- Ford is introducing Ford Co-Pilot360™, a suite of advanced driver-assist technologies that includes Pre-Collision Assist with Pedestrian Detection and Adaptive Cruise Control with Stop & Go and Lane Centering, to help customers drive more safely and confidently on congested roads across Asia Pacific
- Ford will introduce advanced automated technologies as early as this year, and starting 2019, most of new globally developed Ford products sold in majority of Asia Pacific markets will get these automated technologies
- Ford is focused on simplifying the driver-assist technology experience to help build trust and confidence in using the features today in order to prepare for autonomous vehicles in the future
- Ford has been testing advanced driver-assist technologies under simulated traffic conditions in China at the Shanghai International Automobile City, with the aim of developing new advancements to improve traffic flow and reduce stress for drivers in China and elsewhere
SHANGHAI, March 16, 2018 – Ford Motor Company is launching Ford Co-Pilot360™, a suite of advanced driver-assist technologies that aim to help people more safely and confidently face congested roads – today and tomorrow.
Most new globally developed Ford products sold in the majority of Asia Pacific markets will get these driver-assist technologies featured in Ford Co-Pilot360™ from 2019.
According to Ford’s 2016 Smart Commute survey, 36 percent of drivers in Asia Pacific find their daily commute inconvenient, citing reasons such as traffic congestion and difficulty finding parking spaces. A further 23 percent of drivers indicate that their commute is the worst part of their day.
“Though our vehicles today are safer than ever, drivers tell us they are still stressed about getting in a potential accident,” said Jim Farley, Ford president, Global Markets. “That’s one reason why we’re making these Ford Co-Pilot360™ driver-assist technologies more widely available.”
Ford Co-Pilot360™ includes automatic emergency braking (AEB), called Pre-Collision Assist with Pedestrian Detection, which is designed to reduce the severity of and, in some cases, even eliminate frontal collisions involving slowing or stationary vehicles, as well as pedestrians. This is a particularly acute issue in China where traffic accidents claim around 260,000 lives a year, according to the World Health Organization. Working across a range of speeds, the Pre-Collision Assist with Pedestrian Detection technology scans the road and pavement ahead for vehicles or people in front of the car, and can automatically apply the brakes if it detects an imminent collision and the driver does not respond to initial warnings.

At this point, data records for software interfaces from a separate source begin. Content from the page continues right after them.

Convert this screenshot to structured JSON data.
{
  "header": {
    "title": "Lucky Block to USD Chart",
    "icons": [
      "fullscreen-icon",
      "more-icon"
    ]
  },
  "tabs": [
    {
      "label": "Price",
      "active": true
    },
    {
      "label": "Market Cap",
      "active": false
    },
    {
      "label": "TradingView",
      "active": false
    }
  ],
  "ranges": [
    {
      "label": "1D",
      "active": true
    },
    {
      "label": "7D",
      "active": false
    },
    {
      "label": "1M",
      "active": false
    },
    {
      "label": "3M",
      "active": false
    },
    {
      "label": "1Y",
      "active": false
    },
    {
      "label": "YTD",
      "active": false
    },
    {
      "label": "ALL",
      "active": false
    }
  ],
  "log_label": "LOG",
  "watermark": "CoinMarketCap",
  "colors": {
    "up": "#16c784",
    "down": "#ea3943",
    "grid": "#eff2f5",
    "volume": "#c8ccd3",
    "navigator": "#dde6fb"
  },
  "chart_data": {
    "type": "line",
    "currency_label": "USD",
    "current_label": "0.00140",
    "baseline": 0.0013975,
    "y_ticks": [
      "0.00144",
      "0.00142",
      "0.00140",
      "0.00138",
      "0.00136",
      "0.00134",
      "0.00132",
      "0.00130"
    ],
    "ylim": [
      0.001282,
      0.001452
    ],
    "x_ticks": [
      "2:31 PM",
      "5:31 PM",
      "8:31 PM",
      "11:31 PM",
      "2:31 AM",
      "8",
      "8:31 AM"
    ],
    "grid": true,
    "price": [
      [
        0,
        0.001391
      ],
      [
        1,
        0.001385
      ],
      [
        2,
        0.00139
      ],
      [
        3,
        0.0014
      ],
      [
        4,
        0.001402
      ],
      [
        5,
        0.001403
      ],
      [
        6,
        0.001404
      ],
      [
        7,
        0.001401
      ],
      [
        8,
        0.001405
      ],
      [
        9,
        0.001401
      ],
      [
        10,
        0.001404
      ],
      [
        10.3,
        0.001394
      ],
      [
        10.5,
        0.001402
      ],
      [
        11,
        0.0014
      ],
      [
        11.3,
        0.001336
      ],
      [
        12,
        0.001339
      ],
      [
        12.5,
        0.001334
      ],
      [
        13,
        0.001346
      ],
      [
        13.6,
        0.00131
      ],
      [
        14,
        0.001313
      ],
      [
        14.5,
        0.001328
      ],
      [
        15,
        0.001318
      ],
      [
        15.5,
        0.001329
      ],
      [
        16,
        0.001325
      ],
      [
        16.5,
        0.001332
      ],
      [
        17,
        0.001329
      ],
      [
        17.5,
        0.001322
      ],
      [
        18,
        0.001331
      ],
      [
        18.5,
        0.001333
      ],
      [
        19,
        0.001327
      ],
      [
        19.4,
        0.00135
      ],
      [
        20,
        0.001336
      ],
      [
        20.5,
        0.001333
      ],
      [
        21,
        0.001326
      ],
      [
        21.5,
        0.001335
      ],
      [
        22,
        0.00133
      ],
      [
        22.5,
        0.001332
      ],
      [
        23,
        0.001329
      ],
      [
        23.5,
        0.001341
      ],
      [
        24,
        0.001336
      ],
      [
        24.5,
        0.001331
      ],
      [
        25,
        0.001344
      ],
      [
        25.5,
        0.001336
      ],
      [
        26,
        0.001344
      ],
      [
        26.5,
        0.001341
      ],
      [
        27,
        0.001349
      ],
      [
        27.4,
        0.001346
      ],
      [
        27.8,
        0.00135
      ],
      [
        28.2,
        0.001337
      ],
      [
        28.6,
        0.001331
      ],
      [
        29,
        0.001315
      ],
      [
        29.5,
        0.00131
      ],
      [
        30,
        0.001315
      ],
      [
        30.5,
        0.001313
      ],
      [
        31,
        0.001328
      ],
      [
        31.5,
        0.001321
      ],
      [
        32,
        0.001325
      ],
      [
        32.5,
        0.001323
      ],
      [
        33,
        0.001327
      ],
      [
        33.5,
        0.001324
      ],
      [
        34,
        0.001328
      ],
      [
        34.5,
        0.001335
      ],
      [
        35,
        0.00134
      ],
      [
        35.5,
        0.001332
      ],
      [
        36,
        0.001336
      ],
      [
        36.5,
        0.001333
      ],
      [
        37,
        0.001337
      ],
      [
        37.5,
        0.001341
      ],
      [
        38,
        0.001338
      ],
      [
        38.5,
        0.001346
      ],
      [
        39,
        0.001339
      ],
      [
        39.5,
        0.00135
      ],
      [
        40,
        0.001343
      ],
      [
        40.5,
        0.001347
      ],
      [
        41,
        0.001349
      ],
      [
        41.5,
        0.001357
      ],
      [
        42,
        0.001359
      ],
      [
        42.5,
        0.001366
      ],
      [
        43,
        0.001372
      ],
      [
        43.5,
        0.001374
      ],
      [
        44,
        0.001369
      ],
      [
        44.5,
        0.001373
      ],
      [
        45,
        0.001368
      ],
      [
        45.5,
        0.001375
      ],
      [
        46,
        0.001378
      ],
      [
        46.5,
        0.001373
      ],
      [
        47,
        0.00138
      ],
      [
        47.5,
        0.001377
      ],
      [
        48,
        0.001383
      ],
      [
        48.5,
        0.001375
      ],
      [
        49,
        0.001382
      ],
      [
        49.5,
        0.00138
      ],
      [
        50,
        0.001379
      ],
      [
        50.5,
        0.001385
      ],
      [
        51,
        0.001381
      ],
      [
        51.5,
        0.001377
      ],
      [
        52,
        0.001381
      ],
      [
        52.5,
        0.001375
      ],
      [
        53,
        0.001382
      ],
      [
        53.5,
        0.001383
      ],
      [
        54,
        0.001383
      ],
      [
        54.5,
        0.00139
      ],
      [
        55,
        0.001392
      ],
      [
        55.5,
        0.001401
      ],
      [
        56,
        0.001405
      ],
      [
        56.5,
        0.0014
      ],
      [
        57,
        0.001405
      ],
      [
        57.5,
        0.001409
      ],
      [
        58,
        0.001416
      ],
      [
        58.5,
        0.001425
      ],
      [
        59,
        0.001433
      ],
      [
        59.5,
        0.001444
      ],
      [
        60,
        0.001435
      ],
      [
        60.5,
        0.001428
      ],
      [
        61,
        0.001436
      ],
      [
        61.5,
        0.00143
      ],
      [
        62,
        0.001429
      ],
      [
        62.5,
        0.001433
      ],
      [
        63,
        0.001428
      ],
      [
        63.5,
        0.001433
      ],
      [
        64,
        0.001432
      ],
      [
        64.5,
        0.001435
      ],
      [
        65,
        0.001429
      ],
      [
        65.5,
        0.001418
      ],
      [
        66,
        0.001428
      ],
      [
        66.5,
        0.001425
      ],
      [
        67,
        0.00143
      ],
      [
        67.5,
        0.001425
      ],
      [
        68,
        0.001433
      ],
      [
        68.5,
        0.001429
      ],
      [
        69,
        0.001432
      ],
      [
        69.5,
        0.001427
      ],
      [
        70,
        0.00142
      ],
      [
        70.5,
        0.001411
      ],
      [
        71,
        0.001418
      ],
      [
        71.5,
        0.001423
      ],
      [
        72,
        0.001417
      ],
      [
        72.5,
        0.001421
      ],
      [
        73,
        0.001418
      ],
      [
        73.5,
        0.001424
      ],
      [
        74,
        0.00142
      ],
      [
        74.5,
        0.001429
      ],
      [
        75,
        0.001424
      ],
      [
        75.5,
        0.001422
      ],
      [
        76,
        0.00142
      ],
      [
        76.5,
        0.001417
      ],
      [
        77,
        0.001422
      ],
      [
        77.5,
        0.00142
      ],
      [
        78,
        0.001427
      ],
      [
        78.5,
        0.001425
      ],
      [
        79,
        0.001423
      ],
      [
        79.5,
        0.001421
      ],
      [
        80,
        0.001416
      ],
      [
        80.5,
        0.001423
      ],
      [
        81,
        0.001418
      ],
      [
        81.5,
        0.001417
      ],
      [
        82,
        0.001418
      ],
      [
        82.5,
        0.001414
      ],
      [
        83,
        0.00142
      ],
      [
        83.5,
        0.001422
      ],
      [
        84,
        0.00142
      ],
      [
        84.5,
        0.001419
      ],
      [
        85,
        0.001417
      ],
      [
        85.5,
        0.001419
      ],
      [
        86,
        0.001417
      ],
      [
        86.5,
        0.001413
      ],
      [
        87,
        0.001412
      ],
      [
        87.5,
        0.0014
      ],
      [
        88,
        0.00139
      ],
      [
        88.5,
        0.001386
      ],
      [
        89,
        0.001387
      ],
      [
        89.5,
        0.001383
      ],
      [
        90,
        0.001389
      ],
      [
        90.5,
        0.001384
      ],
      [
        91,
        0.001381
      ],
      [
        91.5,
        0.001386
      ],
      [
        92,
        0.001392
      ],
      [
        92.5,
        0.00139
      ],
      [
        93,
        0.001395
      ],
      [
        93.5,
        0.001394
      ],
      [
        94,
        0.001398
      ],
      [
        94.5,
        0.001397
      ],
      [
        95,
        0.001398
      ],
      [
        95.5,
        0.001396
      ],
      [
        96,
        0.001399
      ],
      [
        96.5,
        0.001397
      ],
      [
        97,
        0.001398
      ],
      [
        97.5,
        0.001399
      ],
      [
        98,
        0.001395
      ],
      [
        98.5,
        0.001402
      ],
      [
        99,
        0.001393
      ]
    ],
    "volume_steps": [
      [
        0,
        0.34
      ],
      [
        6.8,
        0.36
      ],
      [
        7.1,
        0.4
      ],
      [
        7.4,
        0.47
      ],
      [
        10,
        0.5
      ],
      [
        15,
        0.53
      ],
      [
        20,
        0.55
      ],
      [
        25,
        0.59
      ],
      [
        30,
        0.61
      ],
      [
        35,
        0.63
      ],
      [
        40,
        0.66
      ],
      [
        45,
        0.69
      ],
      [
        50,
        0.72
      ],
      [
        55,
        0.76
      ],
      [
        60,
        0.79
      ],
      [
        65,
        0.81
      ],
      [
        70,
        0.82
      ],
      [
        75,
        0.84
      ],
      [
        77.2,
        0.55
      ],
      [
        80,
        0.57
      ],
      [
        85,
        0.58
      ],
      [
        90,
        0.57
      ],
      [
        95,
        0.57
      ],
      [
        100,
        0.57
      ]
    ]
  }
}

“People generally are more distracted, whether they are walking or driving, especially in busy and congested Asian cities,” said Trevor Worthington, vice president, Product Development, Ford Asia Pacific. “This creates tension on the road as drivers try to anticipate what will happen next. Our automated technologies are designed to help reduce stressful situations, such as when someone walks into the middle of the road while texting. Over time, we believe these technologies will make driving even safer and more enjoyable.”
Another driver-assist technology to be included in Ford Co-Pilot360™ is Adaptive Cruise Control with Stop & Go combined with Lane Centering Assist. When engaged, the system is able to take over the throttle, steering and braking of the vehicle, and lets the vehicle cruise at a set speed, maintain a safe following distance and remain in the center of the lane. The driver is still required to maintain their hands on the steering wheel; otherwise they will be alerted with an audible warning reminder.
Trust in Tech
Ford will continue to introduce new driver-assist technologies and is investing $500 million globally in the next five years to expand R&D for new driver-assist and safety technologies. Key areas of focus will be simplifying the technologies so they work as people expect – especially as driving controls become more automated.
Researchers test the user experience with many new technologies at Ford’s VIRTTEX driving simulator in Dearborn and run new systems through a battery of simulations built from more than hundreds of thousands of miles of testing across the country. For example, Ford engineers recently tested a suite of radar and camera technologies for more than 650,000 miles.
This work also will be an important psychological bridge helping people get more comfortable with the idea of autonomous vehicles. According to a 2018 Looking Further with Ford trends report, 72 percent of adults in Asia Pacific are hopeful of a future of autonomous vehicles.
“Many people question the idea of autonomous vehicles,” Farley said. “But those who use advanced driver-assist technologies today say they are more open to cars doing all of the driving in the future.”
But before that, Ford has been testing new driver-assist technologies, such as Adaptive Cruise Control with Stop & Go and Lane Centering Assist in China at the Shanghai International Automobile City (SIAC) since 2017. The testing of such advanced automated technologies in simulated traffic conditions, as well as real roads in China which are considered some of the most congested in the world, will enable Ford to develop, test and validate technological advancements to improve traffic flow and help reduce stress for drivers in China and elsewhere.
“We put ourselves in our customers’ shoes every day and are passionate about innovating advances in technology to face tomorrow’s traffic realities,” said Worthington. “The testing we are conducting now on advanced driver-assist technology features will help us deliver solutions that will truly make life easier for drivers by making their experience on the road more pleasant.”